- **Record excerpts**
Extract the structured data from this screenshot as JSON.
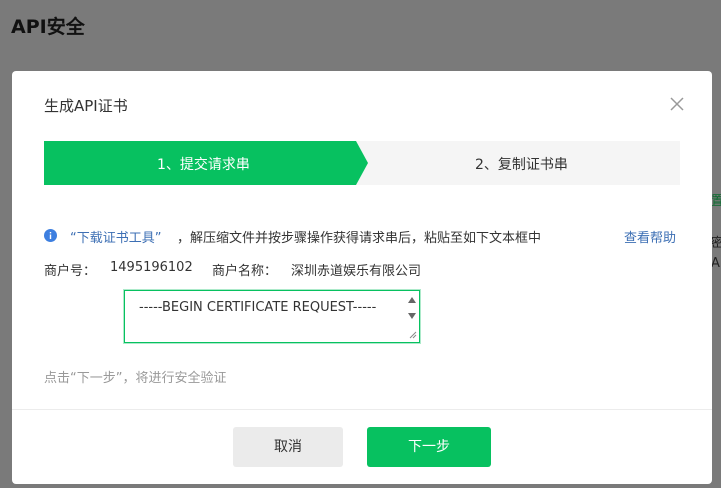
{
  "page": {
    "title": "API安全",
    "peek_chars": [
      "置",
      "密",
      "A"
    ]
  },
  "modal": {
    "title": "生成API证书",
    "steps": [
      {
        "label": "1、提交请求串",
        "active": true
      },
      {
        "label": "2、复制证书串",
        "active": false
      }
    ],
    "info": {
      "tool_link": "“下载证书工具”",
      "text": "，解压缩文件并按步骤操作获得请求串后，粘贴至如下文本框中",
      "help_link": "查看帮助"
    },
    "merchant": {
      "id_label": "商户号：",
      "id_value": "1495196102",
      "name_label": "商户名称：",
      "name_value": "深圳赤道娱乐有限公司"
    },
    "csr_value": "-----BEGIN CERTIFICATE REQUEST-----",
    "hint": "点击“下一步”，将进行安全验证",
    "buttons": {
      "cancel": "取消",
      "next": "下一步"
    }
  },
  "colors": {
    "accent": "#07c160",
    "link": "#3d6fb4",
    "overlay": "#7a7a7a"
  }
}
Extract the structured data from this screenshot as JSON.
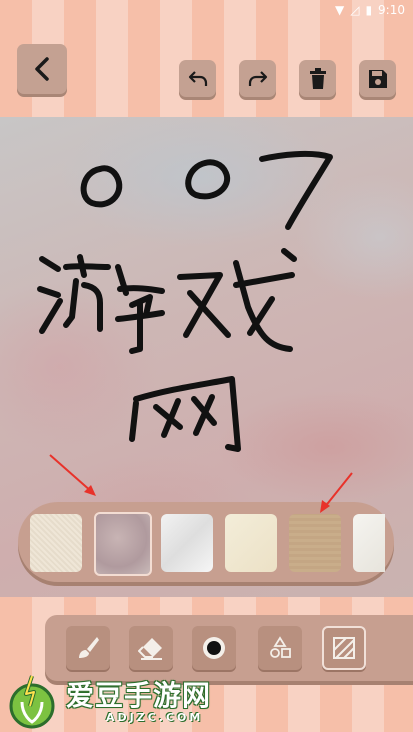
{
  "status_bar": {
    "time": "9:10",
    "icons": [
      "wifi-icon",
      "signal-off-icon",
      "battery-icon"
    ]
  },
  "toolbar": {
    "buttons": [
      {
        "name": "back-button",
        "icon": "chevron-left-icon"
      },
      {
        "name": "undo-button",
        "icon": "undo-icon"
      },
      {
        "name": "redo-button",
        "icon": "redo-icon"
      },
      {
        "name": "clear-button",
        "icon": "trash-icon"
      },
      {
        "name": "save-button",
        "icon": "floppy-disk-icon"
      }
    ]
  },
  "canvas": {
    "handwriting": "007 游戏网",
    "background": "pink-grey texture"
  },
  "paper_palette": {
    "selected_index": 1,
    "swatches": [
      "linen",
      "pink-grey",
      "white-crumpled",
      "cream",
      "kraft",
      "white"
    ]
  },
  "tools": [
    {
      "name": "brush-tool",
      "icon": "brush-icon"
    },
    {
      "name": "eraser-tool",
      "icon": "eraser-icon"
    },
    {
      "name": "pen-size-tool",
      "icon": "dot-icon"
    },
    {
      "name": "shapes-tool",
      "icon": "shapes-icon"
    },
    {
      "name": "background-tool",
      "icon": "hatch-icon"
    }
  ],
  "watermark": {
    "title": "爱豆手游网",
    "site": "ADJZC.COM"
  },
  "colors": {
    "button_bg": "#c4a192",
    "stripe_light": "#f8d2c3",
    "stripe_dark": "#f6bfa9",
    "annotation_arrow": "#e8322a"
  }
}
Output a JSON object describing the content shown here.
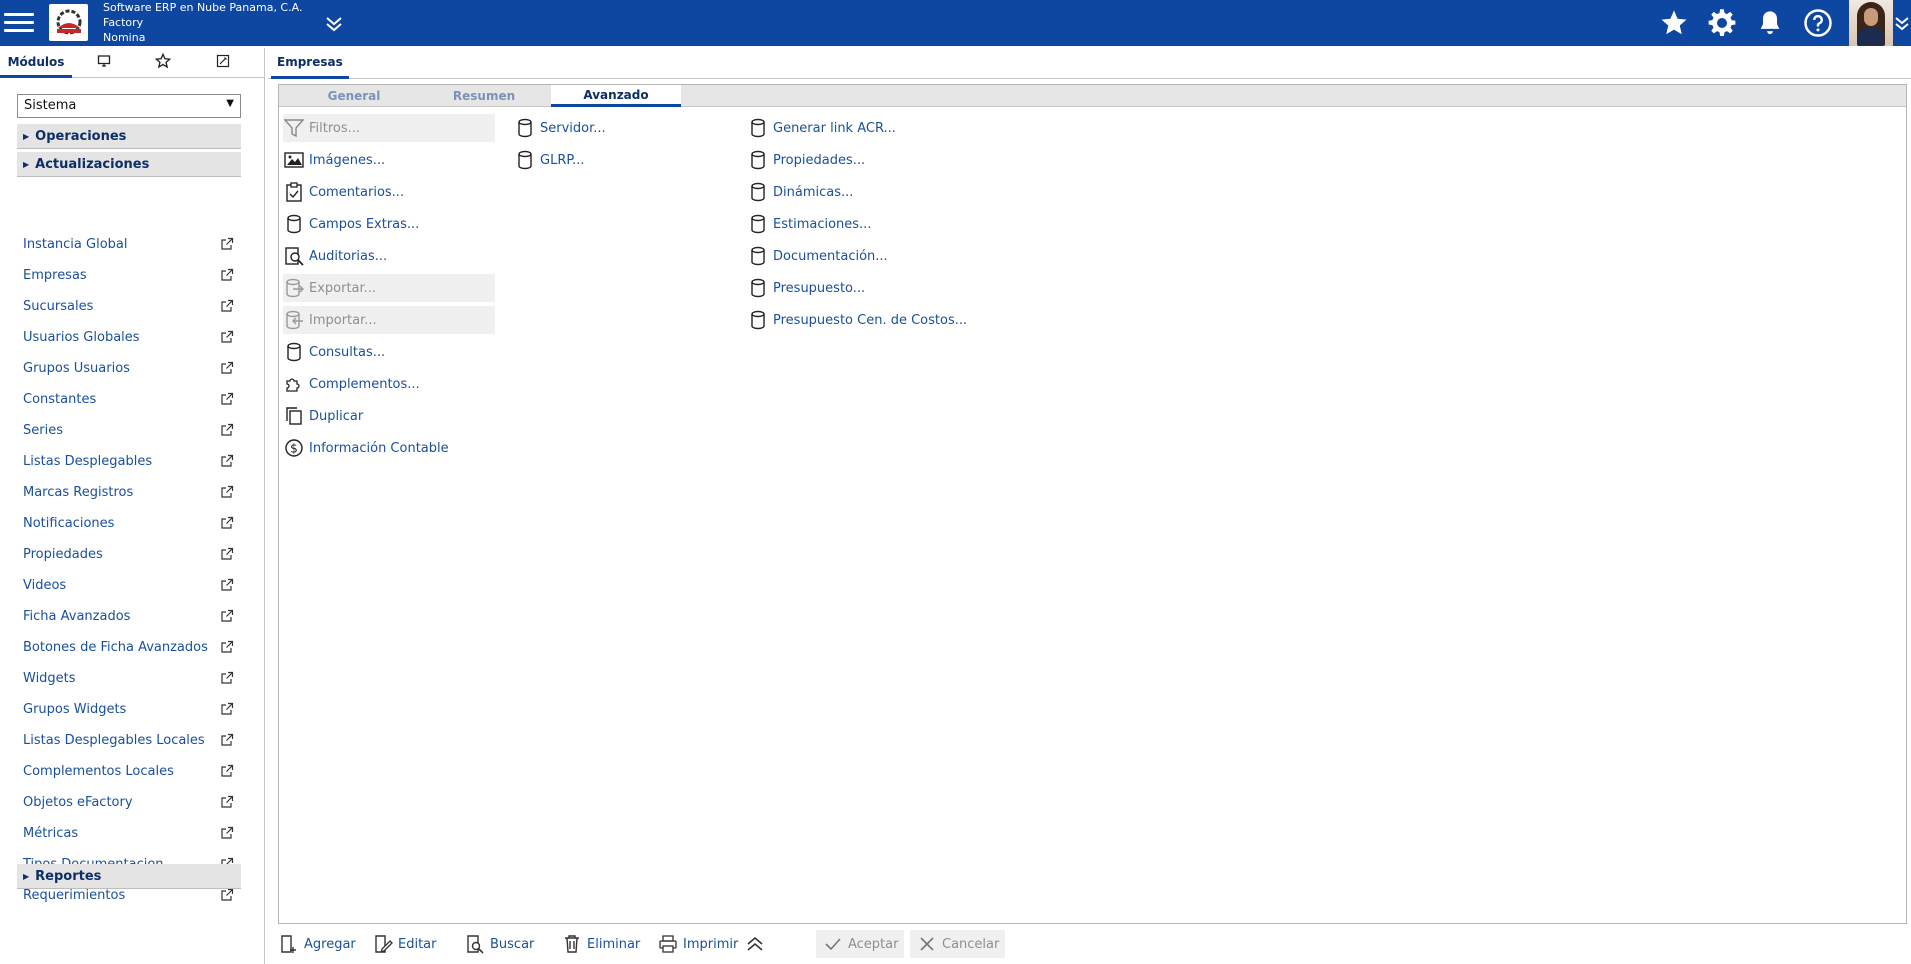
{
  "header": {
    "company_name": "Software ERP en Nube Panama, C.A.",
    "module_line1": "Factory",
    "module_line2": "Nomina"
  },
  "left_tabs": {
    "modules_label": "Módulos"
  },
  "module_select": {
    "value": "Sistema"
  },
  "sections": {
    "operaciones": "Operaciones",
    "actualizaciones": "Actualizaciones",
    "reportes": "Reportes"
  },
  "menu_items": [
    "Instancia Global",
    "Empresas",
    "Sucursales",
    "Usuarios Globales",
    "Grupos Usuarios",
    "Constantes",
    "Series",
    "Listas Desplegables",
    "Marcas Registros",
    "Notificaciones",
    "Propiedades",
    "Videos",
    "Ficha Avanzados",
    "Botones de Ficha Avanzados",
    "Widgets",
    "Grupos Widgets",
    "Listas Desplegables Locales",
    "Complementos Locales",
    "Objetos eFactory",
    "Métricas",
    "Tipos Documentacion",
    "Requerimientos"
  ],
  "main_tab": "Empresas",
  "sub_tabs": {
    "general": "General",
    "resumen": "Resumen",
    "avanzado": "Avanzado"
  },
  "actions_col1": [
    {
      "label": "Filtros...",
      "icon": "filter-icon",
      "disabled": true
    },
    {
      "label": "Imágenes...",
      "icon": "image-icon",
      "disabled": false
    },
    {
      "label": "Comentarios...",
      "icon": "clipboard-check-icon",
      "disabled": false
    },
    {
      "label": "Campos Extras...",
      "icon": "database-icon",
      "disabled": false
    },
    {
      "label": "Auditorias...",
      "icon": "audit-search-icon",
      "disabled": false
    },
    {
      "label": "Exportar...",
      "icon": "database-export-icon",
      "disabled": true
    },
    {
      "label": "Importar...",
      "icon": "database-import-icon",
      "disabled": true
    },
    {
      "label": "Consultas...",
      "icon": "database-icon",
      "disabled": false
    },
    {
      "label": "Complementos...",
      "icon": "puzzle-icon",
      "disabled": false
    },
    {
      "label": "Duplicar",
      "icon": "copy-icon",
      "disabled": false
    },
    {
      "label": "Información Contable",
      "icon": "dollar-circle-icon",
      "disabled": false
    }
  ],
  "actions_col2": [
    {
      "label": "Servidor...",
      "icon": "database-icon"
    },
    {
      "label": "GLRP...",
      "icon": "database-icon"
    }
  ],
  "actions_col3": [
    {
      "label": "Generar link ACR...",
      "icon": "database-icon"
    },
    {
      "label": "Propiedades...",
      "icon": "database-icon"
    },
    {
      "label": "Dinámicas...",
      "icon": "database-icon"
    },
    {
      "label": "Estimaciones...",
      "icon": "database-icon"
    },
    {
      "label": "Documentación...",
      "icon": "database-icon"
    },
    {
      "label": "Presupuesto...",
      "icon": "database-icon"
    },
    {
      "label": "Presupuesto Cen. de Costos...",
      "icon": "database-icon"
    }
  ],
  "footer": {
    "agregar": "Agregar",
    "editar": "Editar",
    "buscar": "Buscar",
    "eliminar": "Eliminar",
    "imprimir": "Imprimir",
    "aceptar": "Aceptar",
    "cancelar": "Cancelar"
  },
  "colors": {
    "header_bg": "#0d47a1",
    "link": "#1a4f9c",
    "disabled_bg": "#f0f0f0"
  }
}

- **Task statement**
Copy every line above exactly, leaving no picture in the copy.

- **Your solution**
Extract the structured data from this screenshot as JSON.
{
  "page": {
    "title": "API安全",
    "peek_chars": [
      "置",
      "密",
      "A"
    ]
  },
  "modal": {
    "title": "生成API证书",
    "steps": [
      {
        "label": "1、提交请求串",
        "active": true
      },
      {
        "label": "2、复制证书串",
        "active": false
      }
    ],
    "info": {
      "tool_link": "“下载证书工具”",
      "text": "，解压缩文件并按步骤操作获得请求串后，粘贴至如下文本框中",
      "help_link": "查看帮助"
    },
    "merchant": {
      "id_label": "商户号：",
      "id_value": "1495196102",
      "name_label": "商户名称：",
      "name_value": "深圳赤道娱乐有限公司"
    },
    "csr_value": "-----BEGIN CERTIFICATE REQUEST-----",
    "hint": "点击“下一步”，将进行安全验证",
    "buttons": {
      "cancel": "取消",
      "next": "下一步"
    }
  },
  "colors": {
    "accent": "#07c160",
    "link": "#3d6fb4",
    "overlay": "#7a7a7a"
  }
}
Extract the structured data from this screenshot as JSON.
{
  "status_bar": {
    "time": "9:10",
    "icons": [
      "wifi-icon",
      "signal-off-icon",
      "battery-icon"
    ]
  },
  "toolbar": {
    "buttons": [
      {
        "name": "back-button",
        "icon": "chevron-left-icon"
      },
      {
        "name": "undo-button",
        "icon": "undo-icon"
      },
      {
        "name": "redo-button",
        "icon": "redo-icon"
      },
      {
        "name": "clear-button",
        "icon": "trash-icon"
      },
      {
        "name": "save-button",
        "icon": "floppy-disk-icon"
      }
    ]
  },
  "canvas": {
    "handwriting": "007 游戏网",
    "background": "pink-grey texture"
  },
  "paper_palette": {
    "selected_index": 1,
    "swatches": [
      "linen",
      "pink-grey",
      "white-crumpled",
      "cream",
      "kraft",
      "white"
    ]
  },
  "tools": [
    {
      "name": "brush-tool",
      "icon": "brush-icon"
    },
    {
      "name": "eraser-tool",
      "icon": "eraser-icon"
    },
    {
      "name": "pen-size-tool",
      "icon": "dot-icon"
    },
    {
      "name": "shapes-tool",
      "icon": "shapes-icon"
    },
    {
      "name": "background-tool",
      "icon": "hatch-icon"
    }
  ],
  "watermark": {
    "title": "爱豆手游网",
    "site": "ADJZC.COM"
  },
  "colors": {
    "button_bg": "#c4a192",
    "stripe_light": "#f8d2c3",
    "stripe_dark": "#f6bfa9",
    "annotation_arrow": "#e8322a"
  }
}
Output a JSON object describing the content shown here.
{
  "header": {
    "company_name": "Software ERP en Nube Panama, C.A.",
    "module_line1": "Factory",
    "module_line2": "Nomina"
  },
  "left_tabs": {
    "modules_label": "Módulos"
  },
  "module_select": {
    "value": "Sistema"
  },
  "sections": {
    "operaciones": "Operaciones",
    "actualizaciones": "Actualizaciones",
    "reportes": "Reportes"
  },
  "menu_items": [
    "Instancia Global",
    "Empresas",
    "Sucursales",
    "Usuarios Globales",
    "Grupos Usuarios",
    "Constantes",
    "Series",
    "Listas Desplegables",
    "Marcas Registros",
    "Notificaciones",
    "Propiedades",
    "Videos",
    "Ficha Avanzados",
    "Botones de Ficha Avanzados",
    "Widgets",
    "Grupos Widgets",
    "Listas Desplegables Locales",
    "Complementos Locales",
    "Objetos eFactory",
    "Métricas",
    "Tipos Documentacion",
    "Requerimientos"
  ],
  "main_tab": "Empresas",
  "sub_tabs": {
    "general": "General",
    "resumen": "Resumen",
    "avanzado": "Avanzado"
  },
  "actions_col1": [
    {
      "label": "Filtros...",
      "icon": "filter-icon",
      "disabled": true
    },
    {
      "label": "Imágenes...",
      "icon": "image-icon",
      "disabled": false
    },
    {
      "label": "Comentarios...",
      "icon": "clipboard-check-icon",
      "disabled": false
    },
    {
      "label": "Campos Extras...",
      "icon": "database-icon",
      "disabled": false
    },
    {
      "label": "Auditorias...",
      "icon": "audit-search-icon",
      "disabled": false
    },
    {
      "label": "Exportar...",
      "icon": "database-export-icon",
      "disabled": true
    },
    {
      "label": "Importar...",
      "icon": "database-import-icon",
      "disabled": true
    },
    {
      "label": "Consultas...",
      "icon": "database-icon",
      "disabled": false
    },
    {
      "label": "Complementos...",
      "icon": "puzzle-icon",
      "disabled": false
    },
    {
      "label": "Duplicar",
      "icon": "copy-icon",
      "disabled": false
    },
    {
      "label": "Información Contable",
      "icon": "dollar-circle-icon",
      "disabled": false
    }
  ],
  "actions_col2": [
    {
      "label": "Servidor...",
      "icon": "database-icon"
    },
    {
      "label": "GLRP...",
      "icon": "database-icon"
    }
  ],
  "actions_col3": [
    {
      "label": "Generar link ACR...",
      "icon": "database-icon"
    },
    {
      "label": "Propiedades...",
      "icon": "database-icon"
    },
    {
      "label": "Dinámicas...",
      "icon": "database-icon"
    },
    {
      "label": "Estimaciones...",
      "icon": "database-icon"
    },
    {
      "label": "Documentación...",
      "icon": "database-icon"
    },
    {
      "label": "Presupuesto...",
      "icon": "database-icon"
    },
    {
      "label": "Presupuesto Cen. de Costos...",
      "icon": "database-icon"
    }
  ],
  "footer": {
    "agregar": "Agregar",
    "editar": "Editar",
    "buscar": "Buscar",
    "eliminar": "Eliminar",
    "imprimir": "Imprimir",
    "aceptar": "Aceptar",
    "cancelar": "Cancelar"
  },
  "colors": {
    "header_bg": "#0d47a1",
    "link": "#1a4f9c",
    "disabled_bg": "#f0f0f0"
  }
}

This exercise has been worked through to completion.